_Source material_
■ ■ ■

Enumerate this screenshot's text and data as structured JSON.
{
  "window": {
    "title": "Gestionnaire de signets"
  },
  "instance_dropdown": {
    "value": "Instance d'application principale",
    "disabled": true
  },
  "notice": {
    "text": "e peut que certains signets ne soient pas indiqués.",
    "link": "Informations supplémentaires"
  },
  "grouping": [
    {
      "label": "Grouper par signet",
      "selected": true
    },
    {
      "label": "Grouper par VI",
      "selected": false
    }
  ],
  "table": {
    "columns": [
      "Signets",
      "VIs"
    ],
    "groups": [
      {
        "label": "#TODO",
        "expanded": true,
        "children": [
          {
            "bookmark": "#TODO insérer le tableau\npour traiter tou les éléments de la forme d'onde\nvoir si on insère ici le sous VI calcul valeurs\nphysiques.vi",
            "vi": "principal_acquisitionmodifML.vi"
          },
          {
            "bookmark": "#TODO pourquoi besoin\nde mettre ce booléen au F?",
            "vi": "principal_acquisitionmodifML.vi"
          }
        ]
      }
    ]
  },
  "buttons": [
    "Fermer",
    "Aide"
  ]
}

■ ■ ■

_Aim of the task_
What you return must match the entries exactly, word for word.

_Task result_
Enumerate this screenshot's text and data as structured JSON.
{
  "window": {
    "title": "Gestionnaire de signets"
  },
  "instance_dropdown": {
    "value": "Instance d'application principale",
    "disabled": true
  },
  "notice": {
    "text": "e peut que certains signets ne soient pas indiqués.",
    "link": "Informations supplémentaires"
  },
  "grouping": [
    {
      "label": "Grouper par signet",
      "selected": true
    },
    {
      "label": "Grouper par VI",
      "selected": false
    }
  ],
  "table": {
    "columns": [
      "Signets",
      "VIs"
    ],
    "groups": [
      {
        "label": "#TODO",
        "expanded": true,
        "children": [
          {
            "bookmark": "#TODO insérer le tableau\npour traiter tou les éléments de la forme d'onde\nvoir si on insère ici le sous VI calcul valeurs\nphysiques.vi",
            "vi": "principal_acquisitionmodifML.vi"
          },
          {
            "bookmark": "#TODO pourquoi besoin\nde mettre ce booléen au F?",
            "vi": "principal_acquisitionmodifML.vi"
          }
        ]
      }
    ]
  },
  "buttons": [
    "Fermer",
    "Aide"
  ]
}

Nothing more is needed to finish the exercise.